§ Task description
For this task, copy all of the data below exactly and skip the pictures.

(Component data from apps and pages)
....................
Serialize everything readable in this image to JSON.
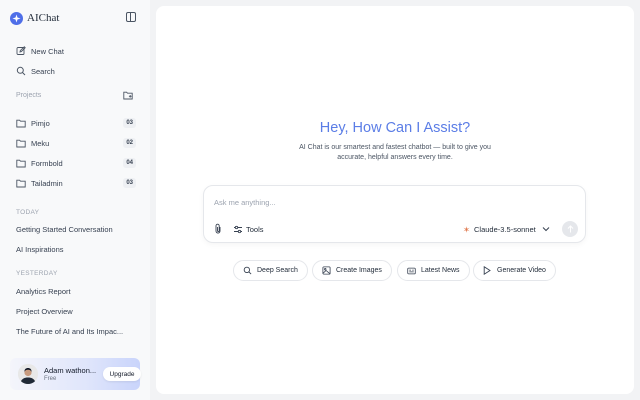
{
  "app": {
    "name": "AIChat",
    "accent": "#4f6fe8"
  },
  "sidebar": {
    "new_chat": "New Chat",
    "search": "Search",
    "projects_label": "Projects",
    "projects": [
      {
        "name": "Pimjo",
        "count": "03"
      },
      {
        "name": "Meku",
        "count": "02"
      },
      {
        "name": "Formbold",
        "count": "04"
      },
      {
        "name": "Tailadmin",
        "count": "03"
      }
    ],
    "today_label": "TODAY",
    "today": [
      {
        "title": "Getting Started Conversation"
      },
      {
        "title": "AI Inspirations"
      }
    ],
    "yesterday_label": "YESTERDAY",
    "yesterday": [
      {
        "title": "Analytics Report"
      },
      {
        "title": "Project Overview"
      },
      {
        "title": "The Future of AI and Its Impac..."
      }
    ],
    "user": {
      "name": "Adam wathon...",
      "plan": "Free",
      "upgrade_label": "Upgrade"
    }
  },
  "main": {
    "title": "Hey, How Can I Assist?",
    "subtitle": "AI Chat is our smartest and fastest chatbot — built to give you accurate, helpful answers every time.",
    "composer": {
      "placeholder": "Ask me anything...",
      "tools_label": "Tools",
      "model": "Claude-3.5-sonnet"
    },
    "suggestions": [
      {
        "label": "Deep Search",
        "icon": "search-icon"
      },
      {
        "label": "Create Images",
        "icon": "image-icon"
      },
      {
        "label": "Latest News",
        "icon": "news-icon"
      },
      {
        "label": "Generate Video",
        "icon": "play-icon"
      }
    ]
  }
}
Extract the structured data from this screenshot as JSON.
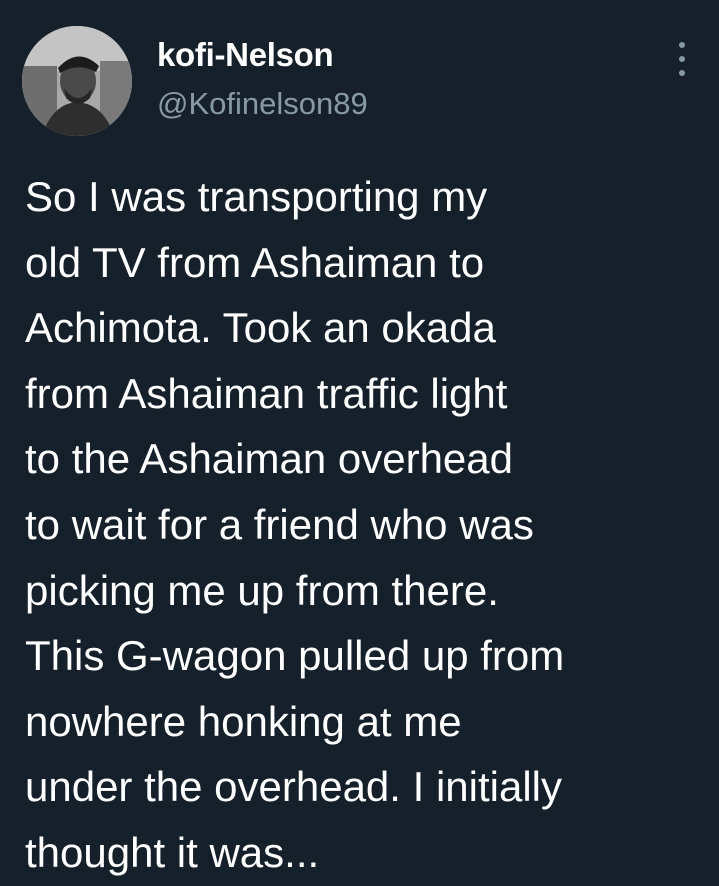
{
  "tweet": {
    "author": {
      "display_name": "kofi-Nelson",
      "handle": "@Kofinelson89",
      "avatar_icon": "profile-photo"
    },
    "menu_icon": "more-vertical-icon",
    "text_lines": [
      "So I was transporting my",
      "old TV from Ashaiman to",
      "Achimota. Took an okada",
      "from Ashaiman traffic light",
      "to the Ashaiman overhead",
      "to wait for a friend who was",
      "picking me up from there.",
      "This G-wagon pulled up from",
      "nowhere honking at me",
      "under the overhead. I initially",
      "thought it was..."
    ]
  },
  "colors": {
    "background": "#15202b",
    "text_primary": "#ffffff",
    "text_secondary": "#8899a6"
  }
}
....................
§ Your response
Serialize everything readable in this image to JSON.
{
  "app": {
    "name": "AIChat",
    "accent": "#4f6fe8"
  },
  "sidebar": {
    "new_chat": "New Chat",
    "search": "Search",
    "projects_label": "Projects",
    "projects": [
      {
        "name": "Pimjo",
        "count": "03"
      },
      {
        "name": "Meku",
        "count": "02"
      },
      {
        "name": "Formbold",
        "count": "04"
      },
      {
        "name": "Tailadmin",
        "count": "03"
      }
    ],
    "today_label": "TODAY",
    "today": [
      {
        "title": "Getting Started Conversation"
      },
      {
        "title": "AI Inspirations"
      }
    ],
    "yesterday_label": "YESTERDAY",
    "yesterday": [
      {
        "title": "Analytics Report"
      },
      {
        "title": "Project Overview"
      },
      {
        "title": "The Future of AI and Its Impac..."
      }
    ],
    "user": {
      "name": "Adam wathon...",
      "plan": "Free",
      "upgrade_label": "Upgrade"
    }
  },
  "main": {
    "title": "Hey, How Can I Assist?",
    "subtitle": "AI Chat is our smartest and fastest chatbot — built to give you accurate, helpful answers every time.",
    "composer": {
      "placeholder": "Ask me anything...",
      "tools_label": "Tools",
      "model": "Claude-3.5-sonnet"
    },
    "suggestions": [
      {
        "label": "Deep Search",
        "icon": "search-icon"
      },
      {
        "label": "Create Images",
        "icon": "image-icon"
      },
      {
        "label": "Latest News",
        "icon": "news-icon"
      },
      {
        "label": "Generate Video",
        "icon": "play-icon"
      }
    ]
  }
}
Extract the structured data from this screenshot as JSON.
{
  "tweet": {
    "author": {
      "display_name": "kofi-Nelson",
      "handle": "@Kofinelson89",
      "avatar_icon": "profile-photo"
    },
    "menu_icon": "more-vertical-icon",
    "text_lines": [
      "So I was transporting my",
      "old TV from Ashaiman to",
      "Achimota. Took an okada",
      "from Ashaiman traffic light",
      "to the Ashaiman overhead",
      "to wait for a friend who was",
      "picking me up from there.",
      "This G-wagon pulled up from",
      "nowhere honking at me",
      "under the overhead. I initially",
      "thought it was..."
    ]
  },
  "colors": {
    "background": "#15202b",
    "text_primary": "#ffffff",
    "text_secondary": "#8899a6"
  }
}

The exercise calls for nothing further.